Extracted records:
-=-=-=-=-
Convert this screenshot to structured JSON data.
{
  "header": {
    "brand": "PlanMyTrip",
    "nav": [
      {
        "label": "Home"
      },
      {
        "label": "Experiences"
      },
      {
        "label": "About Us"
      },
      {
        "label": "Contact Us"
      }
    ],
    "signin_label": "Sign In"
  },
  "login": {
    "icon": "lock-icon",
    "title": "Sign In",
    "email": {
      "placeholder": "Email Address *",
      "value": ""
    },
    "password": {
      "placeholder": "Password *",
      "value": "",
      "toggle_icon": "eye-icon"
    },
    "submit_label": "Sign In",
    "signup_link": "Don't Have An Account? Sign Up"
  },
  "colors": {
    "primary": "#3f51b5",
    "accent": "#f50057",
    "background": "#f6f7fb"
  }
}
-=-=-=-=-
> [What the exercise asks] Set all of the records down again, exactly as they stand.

> [Written response]
Convert this screenshot to structured JSON data.
{
  "header": {
    "brand": "PlanMyTrip",
    "nav": [
      {
        "label": "Home"
      },
      {
        "label": "Experiences"
      },
      {
        "label": "About Us"
      },
      {
        "label": "Contact Us"
      }
    ],
    "signin_label": "Sign In"
  },
  "login": {
    "icon": "lock-icon",
    "title": "Sign In",
    "email": {
      "placeholder": "Email Address *",
      "value": ""
    },
    "password": {
      "placeholder": "Password *",
      "value": "",
      "toggle_icon": "eye-icon"
    },
    "submit_label": "Sign In",
    "signup_link": "Don't Have An Account? Sign Up"
  },
  "colors": {
    "primary": "#3f51b5",
    "accent": "#f50057",
    "background": "#f6f7fb"
  }
}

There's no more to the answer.